I find that even though my walks frequently take place in the setting of a subzero morning, I still hear the birds responding to this change of daylight. Chickadees are singing their “fee-bee” song often associated with spring and mating; likewise, the nuthatches give their nasal grunting calls as well. But the best example, I think, of the bird sounds at this time are the woodpeckers drumming. On a recent walk I noted how the woodpeckers — downy, hairy and pileated — all shrugged off the 20 below temperatures and loudly pounded against the trees, causing a loud resonating sound in the silent winter woods.

Other news included seeing a few flocks of crows, some snow buntings and noticing a different behavior among the gray squirrels at the bird feeders. Not interested in anything all winter except the food available here, they now notice each other. An abundance of rabbit and hare tracks indicate the same behavior, while the wild canines regularly patrol their territories. All this beginning of preparation for spring by the animals is only part of the story.

Many trees have been preparing for the coming warm season for several months. Way back late last summer and fall, they produced new and viable seeds packaged in fruits of various kinds. Some of these were placed out on the branches to be seen by passing hungry animals in order to disperse the enclosed seeds. Others were given means to successfully blow off in the wind. Now, almost six month later, we see some still on the trees. Last week and I was driving in the region, I saw several trees still holding fruits and berries. These included mountain ash, crab apple and sumac. In each case, the hardy seeds within the fruits and berries are likely to survive this harsh winter to begin growth in spring, but they may not get spread about as planned. Some birds and mammals, despite being hungry at this time, will pass by these frozen tree products.

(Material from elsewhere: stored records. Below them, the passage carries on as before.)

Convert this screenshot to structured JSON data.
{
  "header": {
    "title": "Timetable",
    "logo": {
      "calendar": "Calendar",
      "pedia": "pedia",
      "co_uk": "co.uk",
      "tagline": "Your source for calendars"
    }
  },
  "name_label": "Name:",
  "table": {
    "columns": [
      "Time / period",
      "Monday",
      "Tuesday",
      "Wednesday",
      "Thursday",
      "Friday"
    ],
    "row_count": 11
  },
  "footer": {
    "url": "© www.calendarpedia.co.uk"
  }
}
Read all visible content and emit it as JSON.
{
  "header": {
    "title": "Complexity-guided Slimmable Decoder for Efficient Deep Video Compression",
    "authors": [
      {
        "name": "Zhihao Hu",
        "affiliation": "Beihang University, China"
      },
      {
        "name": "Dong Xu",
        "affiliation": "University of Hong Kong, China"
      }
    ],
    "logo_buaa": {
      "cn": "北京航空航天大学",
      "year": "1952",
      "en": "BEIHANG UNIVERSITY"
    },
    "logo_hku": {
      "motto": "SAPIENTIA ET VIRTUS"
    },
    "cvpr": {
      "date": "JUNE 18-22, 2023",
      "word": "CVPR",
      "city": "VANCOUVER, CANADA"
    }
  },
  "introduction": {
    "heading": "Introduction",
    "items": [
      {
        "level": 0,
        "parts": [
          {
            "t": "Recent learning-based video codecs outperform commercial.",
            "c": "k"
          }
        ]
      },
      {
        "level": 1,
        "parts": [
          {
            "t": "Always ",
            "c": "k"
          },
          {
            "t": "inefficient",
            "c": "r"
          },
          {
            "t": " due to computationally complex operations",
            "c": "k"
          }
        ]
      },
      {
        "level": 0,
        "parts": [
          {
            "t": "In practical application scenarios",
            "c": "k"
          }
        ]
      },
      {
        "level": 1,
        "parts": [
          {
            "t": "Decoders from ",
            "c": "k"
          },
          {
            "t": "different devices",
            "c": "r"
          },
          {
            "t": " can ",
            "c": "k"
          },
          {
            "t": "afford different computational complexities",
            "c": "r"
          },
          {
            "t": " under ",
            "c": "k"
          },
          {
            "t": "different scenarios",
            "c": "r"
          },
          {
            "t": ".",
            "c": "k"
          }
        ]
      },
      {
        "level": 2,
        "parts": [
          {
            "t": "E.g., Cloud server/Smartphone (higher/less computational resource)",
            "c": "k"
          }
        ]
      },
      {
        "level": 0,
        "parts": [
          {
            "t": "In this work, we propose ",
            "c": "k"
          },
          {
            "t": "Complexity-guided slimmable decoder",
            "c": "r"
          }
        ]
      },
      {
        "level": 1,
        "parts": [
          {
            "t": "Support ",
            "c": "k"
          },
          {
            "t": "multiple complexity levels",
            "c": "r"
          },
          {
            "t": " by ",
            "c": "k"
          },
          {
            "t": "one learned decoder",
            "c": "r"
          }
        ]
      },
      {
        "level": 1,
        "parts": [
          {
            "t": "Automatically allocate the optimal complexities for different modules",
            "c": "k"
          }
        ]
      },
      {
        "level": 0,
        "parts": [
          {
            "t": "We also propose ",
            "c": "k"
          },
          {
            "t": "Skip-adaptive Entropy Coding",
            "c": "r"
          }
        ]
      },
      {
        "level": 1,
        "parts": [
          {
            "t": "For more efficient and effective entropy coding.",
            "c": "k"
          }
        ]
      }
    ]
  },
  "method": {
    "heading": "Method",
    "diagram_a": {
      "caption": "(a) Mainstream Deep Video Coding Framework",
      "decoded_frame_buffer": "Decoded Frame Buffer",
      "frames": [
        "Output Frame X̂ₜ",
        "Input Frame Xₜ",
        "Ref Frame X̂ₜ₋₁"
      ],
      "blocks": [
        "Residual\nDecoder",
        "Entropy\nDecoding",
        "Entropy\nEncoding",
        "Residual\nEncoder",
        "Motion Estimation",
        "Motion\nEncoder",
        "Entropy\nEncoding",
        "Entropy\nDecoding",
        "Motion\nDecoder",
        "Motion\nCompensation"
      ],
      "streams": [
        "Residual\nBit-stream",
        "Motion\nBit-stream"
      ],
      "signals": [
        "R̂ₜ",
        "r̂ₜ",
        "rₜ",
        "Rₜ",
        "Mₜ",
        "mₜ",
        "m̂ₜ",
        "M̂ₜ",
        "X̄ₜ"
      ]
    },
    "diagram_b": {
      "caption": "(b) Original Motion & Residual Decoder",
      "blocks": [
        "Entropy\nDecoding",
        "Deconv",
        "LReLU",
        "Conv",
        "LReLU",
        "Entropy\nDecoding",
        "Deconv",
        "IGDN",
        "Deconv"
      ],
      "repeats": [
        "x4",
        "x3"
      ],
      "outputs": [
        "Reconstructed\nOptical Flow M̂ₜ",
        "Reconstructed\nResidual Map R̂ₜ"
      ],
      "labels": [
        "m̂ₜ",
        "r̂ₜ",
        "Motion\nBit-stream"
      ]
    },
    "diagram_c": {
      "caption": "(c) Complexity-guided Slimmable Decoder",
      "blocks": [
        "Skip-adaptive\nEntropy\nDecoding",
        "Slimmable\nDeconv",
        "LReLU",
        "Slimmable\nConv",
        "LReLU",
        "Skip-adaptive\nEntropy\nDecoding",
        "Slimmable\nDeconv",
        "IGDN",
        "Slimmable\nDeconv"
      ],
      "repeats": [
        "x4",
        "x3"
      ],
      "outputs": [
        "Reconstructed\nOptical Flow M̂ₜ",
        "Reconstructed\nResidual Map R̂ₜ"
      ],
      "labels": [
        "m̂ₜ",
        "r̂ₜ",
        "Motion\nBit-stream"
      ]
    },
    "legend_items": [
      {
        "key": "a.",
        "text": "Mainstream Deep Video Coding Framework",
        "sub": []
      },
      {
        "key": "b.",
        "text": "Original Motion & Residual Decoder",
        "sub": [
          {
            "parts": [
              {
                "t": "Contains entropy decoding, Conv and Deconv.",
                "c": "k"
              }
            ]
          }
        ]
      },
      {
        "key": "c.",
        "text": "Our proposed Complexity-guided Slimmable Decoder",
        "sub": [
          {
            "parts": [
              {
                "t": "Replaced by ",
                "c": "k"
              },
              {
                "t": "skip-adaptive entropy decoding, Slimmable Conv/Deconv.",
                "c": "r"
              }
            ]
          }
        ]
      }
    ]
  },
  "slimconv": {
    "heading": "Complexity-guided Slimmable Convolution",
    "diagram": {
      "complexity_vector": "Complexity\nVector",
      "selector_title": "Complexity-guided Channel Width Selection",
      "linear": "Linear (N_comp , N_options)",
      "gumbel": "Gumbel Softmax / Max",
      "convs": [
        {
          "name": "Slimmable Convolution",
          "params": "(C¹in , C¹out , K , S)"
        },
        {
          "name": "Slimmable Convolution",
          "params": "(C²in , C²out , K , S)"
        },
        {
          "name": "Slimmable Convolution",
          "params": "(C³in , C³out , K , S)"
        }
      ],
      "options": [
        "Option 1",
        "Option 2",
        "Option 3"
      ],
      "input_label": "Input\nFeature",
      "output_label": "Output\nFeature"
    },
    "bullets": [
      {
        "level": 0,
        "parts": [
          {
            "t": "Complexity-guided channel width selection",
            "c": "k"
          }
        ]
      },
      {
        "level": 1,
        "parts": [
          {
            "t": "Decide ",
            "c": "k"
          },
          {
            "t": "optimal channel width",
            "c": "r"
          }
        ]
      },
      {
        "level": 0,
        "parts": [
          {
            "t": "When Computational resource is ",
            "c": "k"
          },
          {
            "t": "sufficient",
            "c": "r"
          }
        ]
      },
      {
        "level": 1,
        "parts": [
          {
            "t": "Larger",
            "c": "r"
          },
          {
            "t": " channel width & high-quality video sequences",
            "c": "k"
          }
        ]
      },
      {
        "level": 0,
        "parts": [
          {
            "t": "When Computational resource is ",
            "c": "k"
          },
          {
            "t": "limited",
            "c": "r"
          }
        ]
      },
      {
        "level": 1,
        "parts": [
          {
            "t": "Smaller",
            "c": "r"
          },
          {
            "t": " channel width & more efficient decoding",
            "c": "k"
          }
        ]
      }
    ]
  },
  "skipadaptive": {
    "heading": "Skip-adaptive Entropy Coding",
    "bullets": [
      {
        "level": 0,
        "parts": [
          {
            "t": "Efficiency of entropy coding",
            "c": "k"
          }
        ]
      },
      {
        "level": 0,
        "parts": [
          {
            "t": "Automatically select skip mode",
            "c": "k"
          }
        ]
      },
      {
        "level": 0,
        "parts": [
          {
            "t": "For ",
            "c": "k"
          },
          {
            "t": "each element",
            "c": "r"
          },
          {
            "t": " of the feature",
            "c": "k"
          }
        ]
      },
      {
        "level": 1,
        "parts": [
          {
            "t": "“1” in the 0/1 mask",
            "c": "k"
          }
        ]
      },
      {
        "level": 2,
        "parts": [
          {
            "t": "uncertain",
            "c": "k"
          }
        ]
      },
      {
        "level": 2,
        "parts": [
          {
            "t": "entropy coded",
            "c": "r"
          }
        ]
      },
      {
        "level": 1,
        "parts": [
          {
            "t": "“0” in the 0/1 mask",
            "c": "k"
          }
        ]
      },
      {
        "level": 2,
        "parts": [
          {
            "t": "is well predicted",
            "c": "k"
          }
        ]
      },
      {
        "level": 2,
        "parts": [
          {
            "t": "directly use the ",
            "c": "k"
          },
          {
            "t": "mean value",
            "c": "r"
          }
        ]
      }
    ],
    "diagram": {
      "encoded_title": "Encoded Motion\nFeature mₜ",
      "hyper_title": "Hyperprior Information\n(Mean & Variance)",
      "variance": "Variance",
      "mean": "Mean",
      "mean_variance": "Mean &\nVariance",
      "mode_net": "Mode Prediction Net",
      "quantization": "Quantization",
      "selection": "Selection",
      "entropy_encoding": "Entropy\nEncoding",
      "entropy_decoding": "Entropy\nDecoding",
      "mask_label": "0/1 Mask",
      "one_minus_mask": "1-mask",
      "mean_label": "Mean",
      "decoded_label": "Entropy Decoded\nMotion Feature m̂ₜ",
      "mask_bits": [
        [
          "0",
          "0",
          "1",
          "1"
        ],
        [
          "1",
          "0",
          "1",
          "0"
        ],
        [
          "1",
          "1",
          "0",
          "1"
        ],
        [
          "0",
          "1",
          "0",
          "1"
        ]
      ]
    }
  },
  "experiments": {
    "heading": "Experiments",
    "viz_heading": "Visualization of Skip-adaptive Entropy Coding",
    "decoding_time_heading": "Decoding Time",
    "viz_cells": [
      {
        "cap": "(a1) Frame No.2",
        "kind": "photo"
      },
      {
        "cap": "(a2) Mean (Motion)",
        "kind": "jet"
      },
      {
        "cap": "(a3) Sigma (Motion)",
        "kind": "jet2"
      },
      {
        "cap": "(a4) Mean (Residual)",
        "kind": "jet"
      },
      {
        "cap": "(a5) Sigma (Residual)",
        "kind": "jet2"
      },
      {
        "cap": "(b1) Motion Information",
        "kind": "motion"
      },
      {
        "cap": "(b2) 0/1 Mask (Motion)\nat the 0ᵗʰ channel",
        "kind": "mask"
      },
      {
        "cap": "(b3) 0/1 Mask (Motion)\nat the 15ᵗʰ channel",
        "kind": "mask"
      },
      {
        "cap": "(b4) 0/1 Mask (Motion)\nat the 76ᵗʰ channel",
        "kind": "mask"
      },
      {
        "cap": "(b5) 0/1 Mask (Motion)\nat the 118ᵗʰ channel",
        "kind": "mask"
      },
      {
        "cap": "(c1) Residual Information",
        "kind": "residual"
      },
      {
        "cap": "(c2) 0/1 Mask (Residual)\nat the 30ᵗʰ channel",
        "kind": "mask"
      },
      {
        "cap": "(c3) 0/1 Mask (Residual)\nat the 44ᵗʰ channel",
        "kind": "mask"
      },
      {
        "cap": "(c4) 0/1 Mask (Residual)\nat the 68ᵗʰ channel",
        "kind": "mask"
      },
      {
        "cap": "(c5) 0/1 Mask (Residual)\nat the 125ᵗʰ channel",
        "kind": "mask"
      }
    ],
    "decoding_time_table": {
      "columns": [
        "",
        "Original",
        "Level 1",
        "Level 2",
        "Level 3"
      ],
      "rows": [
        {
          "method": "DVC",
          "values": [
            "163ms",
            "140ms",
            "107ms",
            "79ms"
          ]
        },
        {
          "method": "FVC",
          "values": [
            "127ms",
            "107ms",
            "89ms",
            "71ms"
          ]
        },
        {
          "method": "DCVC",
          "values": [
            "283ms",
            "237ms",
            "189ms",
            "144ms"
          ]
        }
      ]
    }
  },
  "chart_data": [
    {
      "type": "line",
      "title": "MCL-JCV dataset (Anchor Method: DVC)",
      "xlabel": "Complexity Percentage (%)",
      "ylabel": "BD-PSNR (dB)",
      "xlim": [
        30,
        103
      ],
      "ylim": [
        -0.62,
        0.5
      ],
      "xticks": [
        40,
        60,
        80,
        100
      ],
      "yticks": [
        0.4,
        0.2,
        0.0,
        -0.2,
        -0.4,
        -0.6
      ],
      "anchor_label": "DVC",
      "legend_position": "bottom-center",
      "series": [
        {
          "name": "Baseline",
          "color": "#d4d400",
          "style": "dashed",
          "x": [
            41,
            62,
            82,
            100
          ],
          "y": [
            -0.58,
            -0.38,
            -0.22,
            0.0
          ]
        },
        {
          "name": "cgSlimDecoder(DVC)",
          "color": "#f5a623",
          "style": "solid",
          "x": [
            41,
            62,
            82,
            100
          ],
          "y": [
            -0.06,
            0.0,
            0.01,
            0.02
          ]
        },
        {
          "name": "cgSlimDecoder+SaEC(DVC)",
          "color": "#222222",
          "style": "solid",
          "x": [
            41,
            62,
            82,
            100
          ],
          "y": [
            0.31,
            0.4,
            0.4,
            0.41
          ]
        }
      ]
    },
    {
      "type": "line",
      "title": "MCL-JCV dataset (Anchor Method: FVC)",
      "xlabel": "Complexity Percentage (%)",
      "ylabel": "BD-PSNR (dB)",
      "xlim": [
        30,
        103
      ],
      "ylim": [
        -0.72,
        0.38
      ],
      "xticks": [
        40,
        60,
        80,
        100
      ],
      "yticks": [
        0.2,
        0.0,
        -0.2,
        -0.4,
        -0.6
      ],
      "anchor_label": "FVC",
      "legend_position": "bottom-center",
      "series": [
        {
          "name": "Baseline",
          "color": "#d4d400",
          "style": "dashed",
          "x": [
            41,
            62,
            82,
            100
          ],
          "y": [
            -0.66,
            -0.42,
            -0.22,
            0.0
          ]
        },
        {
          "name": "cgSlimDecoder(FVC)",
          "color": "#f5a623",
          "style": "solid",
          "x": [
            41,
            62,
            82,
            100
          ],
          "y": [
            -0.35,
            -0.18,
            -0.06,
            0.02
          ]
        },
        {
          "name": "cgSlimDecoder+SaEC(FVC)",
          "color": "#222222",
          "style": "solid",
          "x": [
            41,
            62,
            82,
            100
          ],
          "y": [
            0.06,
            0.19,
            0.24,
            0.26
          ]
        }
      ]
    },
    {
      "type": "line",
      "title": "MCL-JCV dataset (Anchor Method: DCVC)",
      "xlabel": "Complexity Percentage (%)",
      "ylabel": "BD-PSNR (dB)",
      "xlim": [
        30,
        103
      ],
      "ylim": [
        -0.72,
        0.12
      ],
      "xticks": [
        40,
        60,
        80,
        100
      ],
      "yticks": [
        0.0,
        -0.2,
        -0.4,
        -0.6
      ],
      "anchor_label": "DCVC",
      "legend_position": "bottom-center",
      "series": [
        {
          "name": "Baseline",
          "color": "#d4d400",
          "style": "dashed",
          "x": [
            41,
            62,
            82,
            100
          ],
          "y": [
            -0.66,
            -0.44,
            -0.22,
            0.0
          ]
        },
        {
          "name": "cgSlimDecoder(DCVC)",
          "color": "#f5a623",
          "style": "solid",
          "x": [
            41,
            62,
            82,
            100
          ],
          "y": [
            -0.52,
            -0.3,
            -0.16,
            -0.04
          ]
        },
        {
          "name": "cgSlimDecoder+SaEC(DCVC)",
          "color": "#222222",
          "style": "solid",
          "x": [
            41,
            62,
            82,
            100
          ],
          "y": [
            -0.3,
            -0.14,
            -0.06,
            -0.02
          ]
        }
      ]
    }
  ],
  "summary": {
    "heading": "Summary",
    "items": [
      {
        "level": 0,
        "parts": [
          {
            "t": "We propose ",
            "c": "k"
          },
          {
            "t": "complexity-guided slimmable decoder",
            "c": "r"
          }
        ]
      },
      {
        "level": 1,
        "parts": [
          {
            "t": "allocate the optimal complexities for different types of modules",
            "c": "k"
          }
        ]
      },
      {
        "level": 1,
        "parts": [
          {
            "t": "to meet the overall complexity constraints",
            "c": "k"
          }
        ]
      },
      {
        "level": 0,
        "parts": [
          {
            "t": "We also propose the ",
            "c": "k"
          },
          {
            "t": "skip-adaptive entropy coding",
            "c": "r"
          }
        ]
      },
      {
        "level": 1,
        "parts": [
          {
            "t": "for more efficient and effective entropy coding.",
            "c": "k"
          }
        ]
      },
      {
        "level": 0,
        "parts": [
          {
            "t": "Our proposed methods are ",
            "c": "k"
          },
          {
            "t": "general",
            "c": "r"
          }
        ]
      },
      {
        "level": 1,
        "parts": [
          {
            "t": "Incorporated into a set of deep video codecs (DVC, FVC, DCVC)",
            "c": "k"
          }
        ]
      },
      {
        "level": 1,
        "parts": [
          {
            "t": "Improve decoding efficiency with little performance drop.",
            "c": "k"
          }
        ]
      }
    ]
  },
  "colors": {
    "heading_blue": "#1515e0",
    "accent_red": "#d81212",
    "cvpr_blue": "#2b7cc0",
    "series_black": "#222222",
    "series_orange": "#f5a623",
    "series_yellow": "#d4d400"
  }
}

Besides the fruits and berries still on the trees,

I also saw some trees, the box elders, that still held seeds not in fruit and berry coverings to get attention of animals, but they were relying on the winter winds to disperse their seeds. We may not realize how common box elders are in the region if it were not for this time of year. Unlike most trees that are bare now, these medium-sized trees have held these seeds all winter. I seem to find more box elders in towns and cities than in the woods.

Despite the name, box elder (sometimes written as boxelder) is a kind of maple. And unlike the other native maples that thrive in the Northland (red, silver, sugar and mountain), the leaves of this tree are compound and not simple; the only North American maple of this type. But taking a closer look at seeds on these winter days, we can see the similarities to the other maples, even if the leaves are different. Seeds are the samara type with a single wing as seen with other maples. Seeds of this form grow in pairs with the seed on one end and a flat wing coming from it. When blown in the wind, these samaras tend to spin around giving the “helicopter” type of flight that is associated with maples.

The seeds have been falling all winter, but many of the box elders still hold lots of seeds.

I expect in the coming weeks as we move towards spring, they will be mostly devoid of their seeds with the coming of the new season. And yes, the lengthening daylight tells us that will be a spring!

Retired teacher Larry Weber is the author of several books, including “Butterflies of the North Woods,” “Spiders of the North Woods” and “Webwood.” Contact him c/o

Larry Weber

Retired teacher Larry Weber is the author of several books, including “Butterflies of the North Woods,” “Spiders of the North Woods,” “Webwood” and “In a Patch of Goldenrods.” Contact him c/o